Christopher Dufrost de La Jemeraye
Christopher Dufrost de La Jemeraye (also known as Christophe Dufrost de La Jemerais with various variations on the last name),(b. December 6, 1708 – d. May 10, 1736), was the lieutenant and nephew of Pierre Gaultier de Varennes et de La Vérendrye in the exploratory party which headed west from Fort Kaministiquia in 1731. He and Jean Baptiste de La Vérendrye established Fort St. Charles on Lake of the Woods in 1732. In the spring of 1733, he and Jean Baptiste headed down the Winnipeg River to set up a post in the Lake Winnipeg area. They were stopped by ice and La Jemeraye returned to Fort St. Charles while his cousin established a small temporary fort named La Barrière.
La Jemeraye continued as an important participant in La Vérendrye's exploration and fur trading activities. He and Jean Baptiste de La Vérendrye built Fort Maurepas about six miles north of present day Selkirk, Manitoba in 1735. Traveling from there to Fort St. Charles via the Red River/Savanne Portage route, La Jemeraye, who was very ill, died at the junction of the Red and Roseau rivers. The date of his death gives us proof that, in 1736, La Jemeraye and one of La Vérendrye's sons passed The Forks. The Forks is the site of present day Winnipeg.

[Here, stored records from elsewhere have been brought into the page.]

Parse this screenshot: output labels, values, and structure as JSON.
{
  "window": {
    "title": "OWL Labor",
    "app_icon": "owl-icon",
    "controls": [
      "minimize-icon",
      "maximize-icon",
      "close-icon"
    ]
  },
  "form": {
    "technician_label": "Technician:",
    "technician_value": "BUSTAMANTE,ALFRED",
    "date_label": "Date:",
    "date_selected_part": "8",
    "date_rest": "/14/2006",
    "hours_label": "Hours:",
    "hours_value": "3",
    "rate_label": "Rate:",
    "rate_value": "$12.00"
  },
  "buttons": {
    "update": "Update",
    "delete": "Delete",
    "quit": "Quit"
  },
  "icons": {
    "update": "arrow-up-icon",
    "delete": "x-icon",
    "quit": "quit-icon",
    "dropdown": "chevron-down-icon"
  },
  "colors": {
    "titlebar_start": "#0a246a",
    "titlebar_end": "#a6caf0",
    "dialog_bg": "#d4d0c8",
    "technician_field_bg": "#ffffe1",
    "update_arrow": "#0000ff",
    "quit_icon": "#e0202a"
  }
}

An interesting and important contribution of Christopher Dufrost relates to his skill as a cartographer. He produced the first French map of the west in 1733. It was of high quality and the final copy was produced, at a later date, by the engineer, Gaspard-Joseph Chaussegros de Léry.